In this sci From Jim Holt, the New York Times bestselling author of Why Does the World Exist? But as heavy as the subject matter is, Holt writes in a manner that makes the topics interesting. The brilliant and tragic life of Alan Turing, who gave us the modern computer, and we gave him in return an early death for his homosexuality via either suicide or murder, a case closed but still mysterious. In fact, this was my experience for nearly the whole book. Less known though perhaps is that he was also the father of eugenics or the idea that human characteristics can be promoted or controlled through selective breeding. Hell, just the cover of lists examples of the arguments that Mr.
There's a history of the 'solve' of the four-colour-theorem and the associated problems it was essentially brute forced with computers, which angered many, which is what the essay is about! And then there's the philosophy part which sometimes utterly eludes me because so much of it is counter-intuitive. While noticeable, the reference never feels forced. Whether a byproduct of research, personal bias, or just being right there on his mind, Mr. But there exists certain scholars who wish to bridge the gap between those inside and outside the academic disciplines. Holt makes his recondite subjects seem not only fascinating but fun.
Holt a debt for piquing my curiosity about this strange genius. But that doesn't mean it isn't a consequence of being in a particular frame of reference. The rest of this review can be found elsewhere. How did scientists first deduce that the universe had hidden dimensions, dimensions that are curled up so tight we can't see them? I am never quite sure what to think of writings like this. Not all mathematical proofs are elegant. Much the same way a physicist drops Einstein or Feynman into conversation, Mr. Why do mirrors reverse left and right but not up and down? Leave a length of string or anything long, thin and flexible lying undisturbed for even a day and you will find it has somehow got itself tied into knots.
So many mathematicians wax poetic about the connection between beauty of their theorems and equations and truth. Ada Lovelace, the cult goddess of cyber feminism … was plagued by nervous crises brought on by her obsession with atoning for the incestuous excesses of her father, Lord Byron.

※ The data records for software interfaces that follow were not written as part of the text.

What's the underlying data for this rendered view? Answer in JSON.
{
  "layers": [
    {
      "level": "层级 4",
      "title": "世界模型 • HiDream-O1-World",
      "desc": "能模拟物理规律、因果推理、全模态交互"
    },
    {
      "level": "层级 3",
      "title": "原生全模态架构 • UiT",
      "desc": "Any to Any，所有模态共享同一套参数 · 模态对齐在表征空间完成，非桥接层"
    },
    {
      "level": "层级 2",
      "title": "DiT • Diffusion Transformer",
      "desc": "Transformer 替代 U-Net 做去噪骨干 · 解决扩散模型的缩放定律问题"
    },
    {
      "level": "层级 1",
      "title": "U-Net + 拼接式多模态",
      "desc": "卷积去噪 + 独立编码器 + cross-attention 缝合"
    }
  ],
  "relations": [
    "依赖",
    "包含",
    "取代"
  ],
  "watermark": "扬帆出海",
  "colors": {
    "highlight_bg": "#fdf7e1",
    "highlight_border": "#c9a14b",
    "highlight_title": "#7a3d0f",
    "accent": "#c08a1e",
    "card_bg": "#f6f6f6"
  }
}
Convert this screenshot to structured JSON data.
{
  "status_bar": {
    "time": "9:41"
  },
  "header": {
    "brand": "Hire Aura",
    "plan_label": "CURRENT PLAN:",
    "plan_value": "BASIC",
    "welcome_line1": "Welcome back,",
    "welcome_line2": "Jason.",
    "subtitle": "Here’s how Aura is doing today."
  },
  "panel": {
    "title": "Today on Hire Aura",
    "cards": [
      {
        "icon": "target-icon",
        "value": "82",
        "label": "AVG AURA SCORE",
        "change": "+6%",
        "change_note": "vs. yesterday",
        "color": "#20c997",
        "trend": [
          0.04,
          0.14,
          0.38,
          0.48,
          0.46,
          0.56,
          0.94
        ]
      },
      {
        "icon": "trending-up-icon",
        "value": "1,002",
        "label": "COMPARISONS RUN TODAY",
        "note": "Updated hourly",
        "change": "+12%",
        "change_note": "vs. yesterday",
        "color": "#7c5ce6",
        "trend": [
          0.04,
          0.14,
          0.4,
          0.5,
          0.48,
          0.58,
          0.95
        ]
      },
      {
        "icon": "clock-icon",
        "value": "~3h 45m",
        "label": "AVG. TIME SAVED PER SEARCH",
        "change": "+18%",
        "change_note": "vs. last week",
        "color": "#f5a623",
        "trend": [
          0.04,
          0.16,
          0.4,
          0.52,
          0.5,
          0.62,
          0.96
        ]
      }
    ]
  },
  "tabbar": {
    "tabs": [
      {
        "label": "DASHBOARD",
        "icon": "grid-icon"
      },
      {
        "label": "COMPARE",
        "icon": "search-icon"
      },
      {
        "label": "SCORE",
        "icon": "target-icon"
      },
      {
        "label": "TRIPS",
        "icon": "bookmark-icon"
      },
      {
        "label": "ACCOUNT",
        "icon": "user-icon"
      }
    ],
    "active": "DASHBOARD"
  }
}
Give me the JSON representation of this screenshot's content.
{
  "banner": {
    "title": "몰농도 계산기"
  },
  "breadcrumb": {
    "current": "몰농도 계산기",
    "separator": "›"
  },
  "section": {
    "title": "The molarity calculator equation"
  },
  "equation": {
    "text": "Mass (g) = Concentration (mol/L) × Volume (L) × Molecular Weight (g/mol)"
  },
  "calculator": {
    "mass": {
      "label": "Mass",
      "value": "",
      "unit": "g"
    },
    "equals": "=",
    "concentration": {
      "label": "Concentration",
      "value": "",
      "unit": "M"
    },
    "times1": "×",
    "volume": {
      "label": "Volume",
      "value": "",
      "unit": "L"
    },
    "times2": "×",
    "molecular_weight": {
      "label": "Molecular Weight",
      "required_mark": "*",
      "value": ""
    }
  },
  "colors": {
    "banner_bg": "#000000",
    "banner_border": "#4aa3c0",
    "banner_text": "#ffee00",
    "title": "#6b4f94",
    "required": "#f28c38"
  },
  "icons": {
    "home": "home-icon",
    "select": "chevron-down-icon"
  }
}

Mandelbrot was a visual thinker interested in the shapes that nature took on. Much the same way a physicist drops Einstein or Feynman into conversation, Mr. Personally, I've heard that one needs to be bored in order to be creative: this was certainly confirmed while reading this book, as I got plenty of new ideas while struggling through the final three chapters.